Scores of Northwest Valley children descended upon the Arrowhead Towne Center this weekend to create a giant-sized city skyline and, in the process, become city planners — with Legos.
Blueprints, drafting pencils, rulers and compasses weren’t necessary for the exercise, just a love of stacking Legos together to create houses, towers, buildings — anything the adolescent builders chose to incorporate into the skyline’s design.
To celebrate the one-year anniversary of the Lego Store on Saturday and Sunday, child and teen builders could grab stacks of red Legos inside bins set up on about a half-dozen tables near the Dick’s Sporting Goods Court to help create the finished product.

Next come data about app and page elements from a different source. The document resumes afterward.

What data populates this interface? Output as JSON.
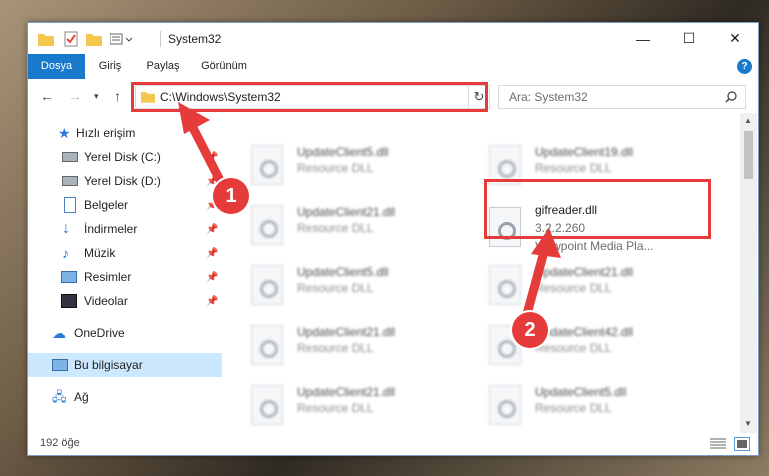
{
  "window": {
    "title": "System32",
    "controls": {
      "minimize": "—",
      "maximize": "☐",
      "close": "✕"
    }
  },
  "ribbon": {
    "tabs": [
      "Dosya",
      "Giriş",
      "Paylaş",
      "Görünüm"
    ],
    "help": "?"
  },
  "address_bar": {
    "path": "C:\\Windows\\System32",
    "search_placeholder": "Ara: System32"
  },
  "nav_pane": {
    "items": [
      {
        "label": "Hızlı erişim",
        "icon": "star-icon"
      },
      {
        "label": "Yerel Disk (C:)",
        "icon": "drive-icon"
      },
      {
        "label": "Yerel Disk (D:)",
        "icon": "drive-icon"
      },
      {
        "label": "Belgeler",
        "icon": "document-icon"
      },
      {
        "label": "İndirmeler",
        "icon": "download-icon"
      },
      {
        "label": "Müzik",
        "icon": "music-icon"
      },
      {
        "label": "Resimler",
        "icon": "pictures-icon"
      },
      {
        "label": "Videolar",
        "icon": "video-icon"
      },
      {
        "label": "OneDrive",
        "icon": "cloud-icon"
      },
      {
        "label": "Bu bilgisayar",
        "icon": "computer-icon"
      },
      {
        "label": "Ağ",
        "icon": "network-icon"
      }
    ]
  },
  "files": {
    "left": [
      {
        "name": "UpdateClient5.dll",
        "desc": "Resource DLL"
      },
      {
        "name": "UpdateClient21.dll",
        "desc": "Resource DLL"
      },
      {
        "name": "UpdateClient5.dll",
        "desc": "Resource DLL"
      },
      {
        "name": "UpdateClient21.dll",
        "desc": "Resource DLL"
      },
      {
        "name": "UpdateClient21.dll",
        "desc": "Resource DLL"
      }
    ],
    "right": [
      {
        "name": "UpdateClient19.dll",
        "desc": "Resource DLL"
      },
      {
        "name": "gifreader.dll",
        "version": "3.2.2.260",
        "desc": "Viewpoint Media Pla..."
      },
      {
        "name": "UpdateClient21.dll",
        "desc": "Resource DLL"
      },
      {
        "name": "UpdateClient42.dll",
        "desc": "Resource DLL"
      },
      {
        "name": "UpdateClient5.dll",
        "desc": "Resource DLL"
      }
    ]
  },
  "status": {
    "count": "192 öğe"
  },
  "annotations": {
    "step1": "1",
    "step2": "2",
    "accent": "#e53b3b"
  }
}
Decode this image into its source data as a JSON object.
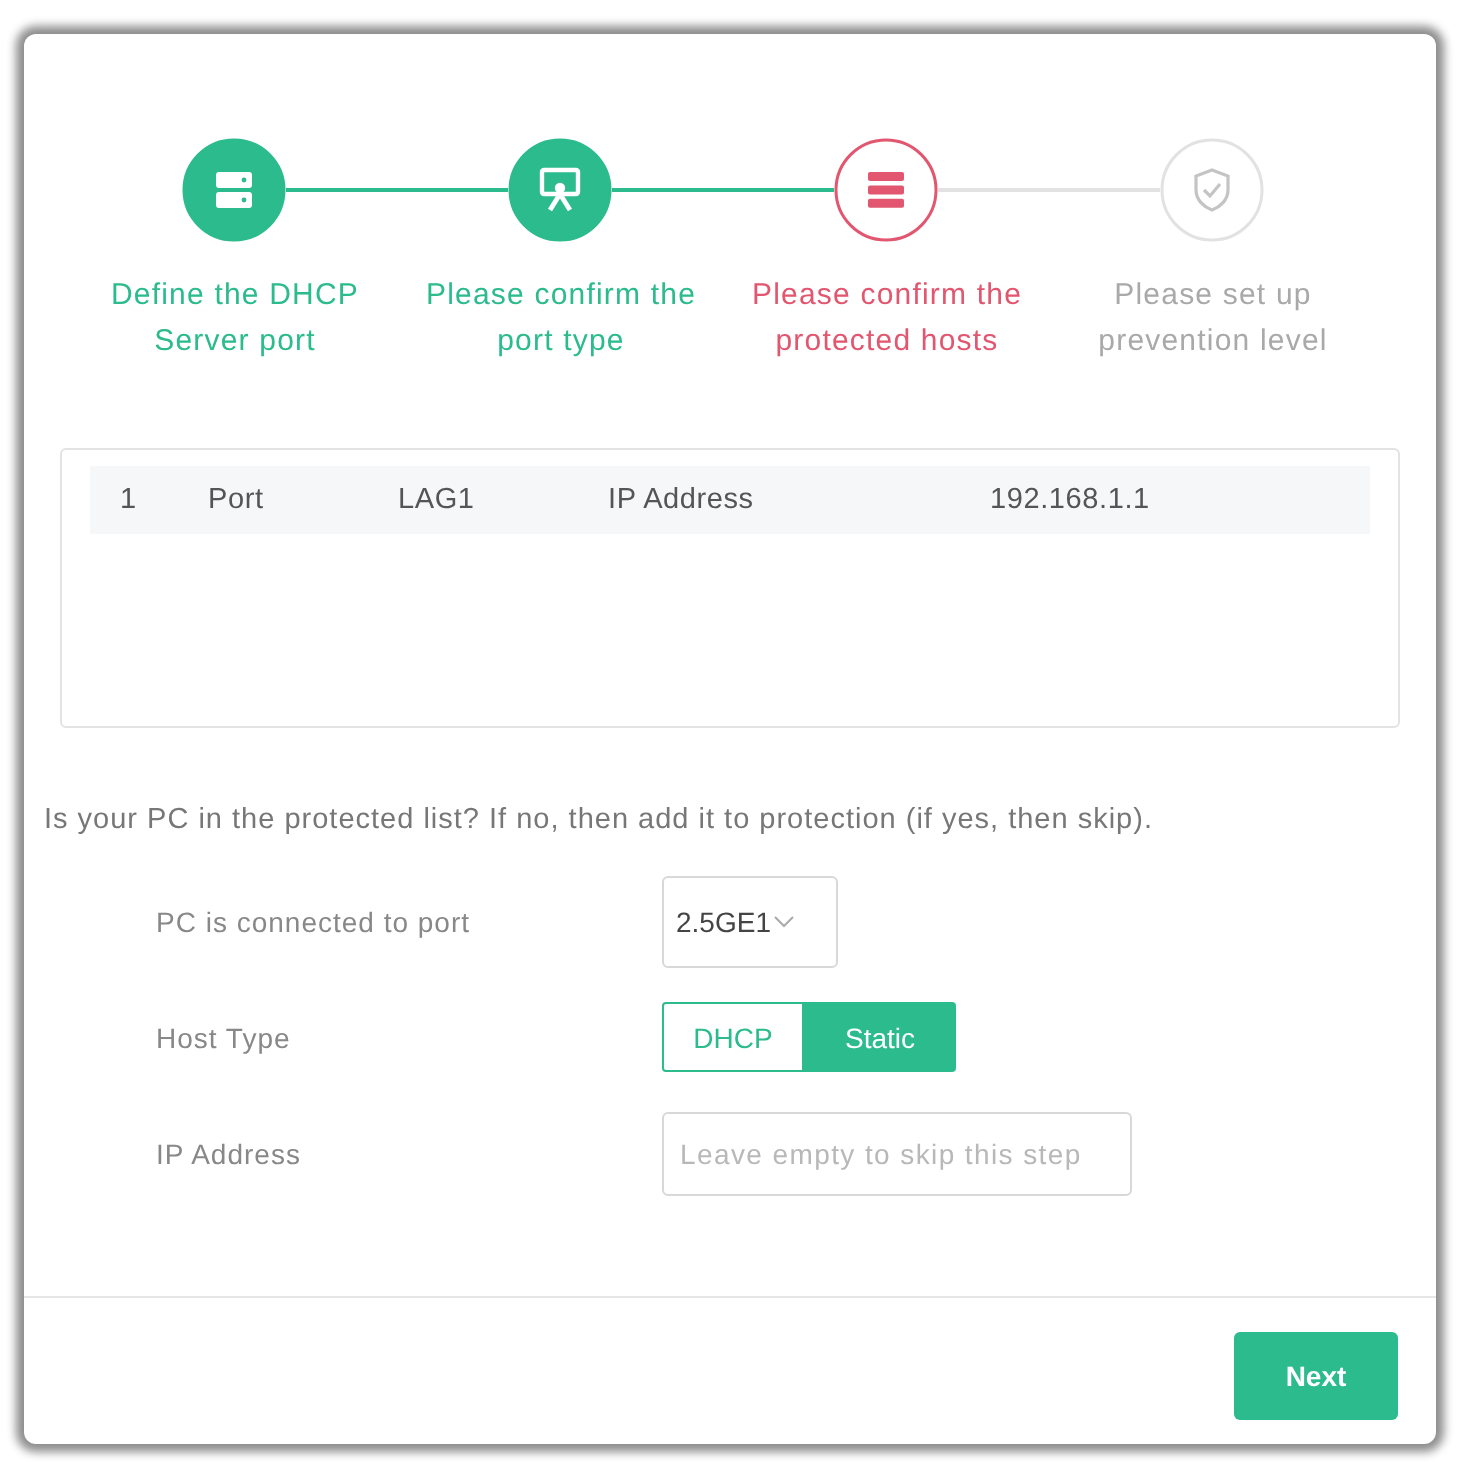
{
  "steps": [
    {
      "label": "Define the DHCP Server port",
      "completed": true,
      "selected": false
    },
    {
      "label": "Please confirm the port type",
      "completed": true,
      "selected": false
    },
    {
      "label": "Please confirm the protected hosts",
      "completed": false,
      "selected": true
    },
    {
      "label": "Please set up prevention level",
      "completed": false,
      "selected": false
    }
  ],
  "hosts_table": {
    "rows": [
      {
        "cells": [
          "1",
          "Port",
          "LAG1",
          "IP Address",
          "192.168.1.1"
        ]
      }
    ]
  },
  "question": "Is your PC in the protected list? If no, then add it to protection (if yes, then skip).",
  "form": {
    "port": {
      "label": "PC is connected to port",
      "value": "2.5GE1"
    },
    "host_type": {
      "label": "Host Type",
      "options": [
        {
          "label": "DHCP",
          "selected": false
        },
        {
          "label": "Static",
          "selected": true
        }
      ]
    },
    "ip_address": {
      "label": "IP Address",
      "placeholder": "Leave empty to skip this step"
    }
  },
  "footer": {
    "button": "Next"
  }
}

Along with the help of some friends, Surprise residents Max and Mia Allen created walls and other exterior components to form a house. Max’s love of Legos began at a young age and snowballed recently with the creation of a Lego club at Imagine Rosefield in Surprise.
The 9-year-old said there are about 15 kids in the Lego club, which was formed last year. All share a love of building elaborate designs and competing in building challenges with one another.
Asked what he loves about Legos the most, Max said: “You can build whatever you want. It’s just up to your imagination.”
During the two-day event, Lego Store employees conducted building competitions and offered free giveaways and raffles. All participants received a free Lego certificate of achievement.
Dan Fritsche, Lego Store assistant manager, said this weekend’s undertaking was the first “free-build” event, where participants were able to build whatever designs they wanted.
An estimated 50,000 Lego pieces were shipped in for the two-day event, and Fritsche anticipated all of them would be used to build the city skyline.
Last year, hundreds of people helped create an 8-foot-tall Yoda – more than 100,000 Legos were used – by forming bricks that would help master-builders form the Star Wars character.
Glendale resident Robert Moore helped create a staircase and said building it “takes a lot of skill.” The 7-year-old said he loves to create elaborate designs with his friends, especially houses, elevators and staircases.
“I’ve built a whole city at home,” Robert said.
Riley and Nicholas Israels built a tower together Saturday afternoon. Riley said their creation evolved into “a tower symbolizing Lego” as the brothers were able to spell out L-E-G-O in their design work.
“This is such a cool event,” Riley said.
Zach Colick can be reached at 623-876-2522 or firstname.lastname@example.org.